Natural law isn’t written down but it has the force of human reason behind it. Therefore, it can be imposed on man as it’s recognized by human reasoning. Natural law applies to everyone, everywhere, in the same way.
An article published by the University of La Plata (Argentina) maintains that the right to property and, therefore, to possess, is based on the inherent faculty of the human being to defend and demand what belongs to them. Possession, then, originates from a human capacity that natural law protects. This law then becomes a legal right.
From this perspective, possessing is a constitutive part of the human being. It’s a natural law imposed and recognized by reason itself. In this sense, possession has an existential connotation far removed from the corporeality of having.
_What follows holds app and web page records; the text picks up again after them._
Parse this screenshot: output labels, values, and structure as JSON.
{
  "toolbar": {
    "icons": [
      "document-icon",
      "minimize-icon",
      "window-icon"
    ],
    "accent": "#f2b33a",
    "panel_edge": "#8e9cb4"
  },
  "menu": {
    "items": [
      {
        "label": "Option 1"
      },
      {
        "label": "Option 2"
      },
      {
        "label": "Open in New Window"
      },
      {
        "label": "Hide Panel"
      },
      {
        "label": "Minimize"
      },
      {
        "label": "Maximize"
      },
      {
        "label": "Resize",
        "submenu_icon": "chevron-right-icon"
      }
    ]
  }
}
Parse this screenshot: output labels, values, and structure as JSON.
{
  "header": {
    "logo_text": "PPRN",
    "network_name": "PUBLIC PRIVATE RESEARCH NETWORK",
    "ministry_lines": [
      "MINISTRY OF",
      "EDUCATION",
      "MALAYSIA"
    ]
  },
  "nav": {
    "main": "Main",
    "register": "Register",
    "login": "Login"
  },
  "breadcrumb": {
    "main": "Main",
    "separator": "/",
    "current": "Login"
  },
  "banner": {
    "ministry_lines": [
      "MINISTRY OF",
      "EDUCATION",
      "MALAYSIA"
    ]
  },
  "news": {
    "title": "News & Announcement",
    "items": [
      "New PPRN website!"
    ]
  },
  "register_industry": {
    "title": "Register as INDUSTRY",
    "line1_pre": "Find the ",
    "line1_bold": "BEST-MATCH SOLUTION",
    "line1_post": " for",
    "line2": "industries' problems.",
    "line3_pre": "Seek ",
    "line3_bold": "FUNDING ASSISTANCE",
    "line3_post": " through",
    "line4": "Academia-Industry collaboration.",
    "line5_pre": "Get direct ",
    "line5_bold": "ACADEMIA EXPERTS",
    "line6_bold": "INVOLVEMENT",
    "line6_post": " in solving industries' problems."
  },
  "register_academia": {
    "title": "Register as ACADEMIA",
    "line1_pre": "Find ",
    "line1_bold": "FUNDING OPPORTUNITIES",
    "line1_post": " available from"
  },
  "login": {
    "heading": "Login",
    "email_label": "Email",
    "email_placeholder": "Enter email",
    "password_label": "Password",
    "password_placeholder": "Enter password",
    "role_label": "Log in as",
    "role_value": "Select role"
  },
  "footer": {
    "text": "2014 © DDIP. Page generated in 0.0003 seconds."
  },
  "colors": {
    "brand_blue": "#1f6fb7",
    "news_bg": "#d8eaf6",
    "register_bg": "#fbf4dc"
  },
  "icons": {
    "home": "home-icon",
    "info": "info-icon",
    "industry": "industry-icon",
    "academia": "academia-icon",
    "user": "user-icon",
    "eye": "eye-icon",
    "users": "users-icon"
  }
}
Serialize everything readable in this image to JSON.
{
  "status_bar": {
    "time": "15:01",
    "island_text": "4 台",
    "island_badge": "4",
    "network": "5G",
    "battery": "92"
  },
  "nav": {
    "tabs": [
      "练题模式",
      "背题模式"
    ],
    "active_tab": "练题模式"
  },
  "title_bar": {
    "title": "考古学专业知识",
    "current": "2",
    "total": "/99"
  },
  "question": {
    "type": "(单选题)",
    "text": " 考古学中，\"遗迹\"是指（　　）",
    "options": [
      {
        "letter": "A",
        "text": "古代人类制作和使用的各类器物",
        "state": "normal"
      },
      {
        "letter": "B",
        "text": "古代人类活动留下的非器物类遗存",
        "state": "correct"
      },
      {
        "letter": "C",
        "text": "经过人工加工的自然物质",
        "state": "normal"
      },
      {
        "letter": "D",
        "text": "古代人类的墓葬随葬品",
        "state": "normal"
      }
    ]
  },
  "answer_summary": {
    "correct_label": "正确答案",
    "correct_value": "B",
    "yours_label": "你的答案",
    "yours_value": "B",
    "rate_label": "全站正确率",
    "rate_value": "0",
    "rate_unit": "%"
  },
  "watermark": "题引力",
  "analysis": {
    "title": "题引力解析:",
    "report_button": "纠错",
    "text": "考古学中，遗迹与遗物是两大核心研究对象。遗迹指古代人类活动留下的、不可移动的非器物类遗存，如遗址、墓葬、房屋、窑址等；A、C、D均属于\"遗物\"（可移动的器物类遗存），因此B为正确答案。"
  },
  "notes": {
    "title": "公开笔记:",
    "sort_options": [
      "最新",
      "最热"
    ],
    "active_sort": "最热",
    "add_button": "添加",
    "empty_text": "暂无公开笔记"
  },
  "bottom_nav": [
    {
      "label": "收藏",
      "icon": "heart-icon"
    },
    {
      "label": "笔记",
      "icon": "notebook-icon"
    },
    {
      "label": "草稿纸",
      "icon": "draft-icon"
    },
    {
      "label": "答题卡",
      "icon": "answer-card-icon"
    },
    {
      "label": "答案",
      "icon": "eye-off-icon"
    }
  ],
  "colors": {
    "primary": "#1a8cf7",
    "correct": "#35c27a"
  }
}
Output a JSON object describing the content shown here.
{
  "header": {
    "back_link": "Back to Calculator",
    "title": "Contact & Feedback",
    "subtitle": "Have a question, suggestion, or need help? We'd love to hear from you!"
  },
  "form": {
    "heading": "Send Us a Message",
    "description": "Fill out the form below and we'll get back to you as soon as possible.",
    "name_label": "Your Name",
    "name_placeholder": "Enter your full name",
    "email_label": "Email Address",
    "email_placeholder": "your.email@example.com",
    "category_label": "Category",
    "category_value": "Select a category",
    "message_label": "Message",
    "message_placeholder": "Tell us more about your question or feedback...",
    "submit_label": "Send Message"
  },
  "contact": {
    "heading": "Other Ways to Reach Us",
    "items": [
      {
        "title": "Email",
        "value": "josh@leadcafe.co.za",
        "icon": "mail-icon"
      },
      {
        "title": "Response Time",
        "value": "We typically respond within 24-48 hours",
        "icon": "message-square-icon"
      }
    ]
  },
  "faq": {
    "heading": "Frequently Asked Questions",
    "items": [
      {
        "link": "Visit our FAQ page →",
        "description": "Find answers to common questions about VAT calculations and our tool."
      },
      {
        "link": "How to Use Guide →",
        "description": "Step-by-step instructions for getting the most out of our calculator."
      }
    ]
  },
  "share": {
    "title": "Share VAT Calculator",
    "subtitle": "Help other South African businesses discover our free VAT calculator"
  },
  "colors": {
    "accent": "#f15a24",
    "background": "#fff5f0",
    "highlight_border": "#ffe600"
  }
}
Is it helpful to know the difference between having and possessing?
On a philosophical level, understanding the difference between having and possessing implies recognizing your relationship with the world and yourself. It invites you to adopt an attitude of detachment toward material possessions, valuing more the experience and personal growth that derive from them.
You can also view the difference between having and possessing as an opportunity to cultivate a more meaningful life. This means you can promote a healthy balance between your material needs and your spiritual well-being.
All cited sources were thoroughly reviewed by our team to ensure their quality, reliability, currency, and validity. The bibliography of this article was considered reliable and of academic or scientific accuracy.
- Casares, Tomás D. (1927). El derecho de la filosofía neoescolástica. Humanidades, 16, 119-144. Repositorio Universidad Nacional de La Plata. http://sedici.unlp.edu.ar/handle/10915/14666
- Diez Patricio, A. (2017). Más sobre la interpretación (II): ideas y creencias. Revista de la Asociación Española de Neuropsiquiatría, 37(131), 127-143. https://scielo.isciii.es/scielo.php?script=sci_arttext&pid=S0211-57352017000100008
- Sánchez, J. (2020). Propiedad privada. Economipedia. https://economipedia.com/definiciones/propiedad-privada.html
- Urabayen, J. (2018). Estudio del «tener» según Gabriel Marcel y Leonardo Polo. Studia Poliana, 5, 199-239. https://revistas.unav.edu/index.php/studia-poliana/article/view/26098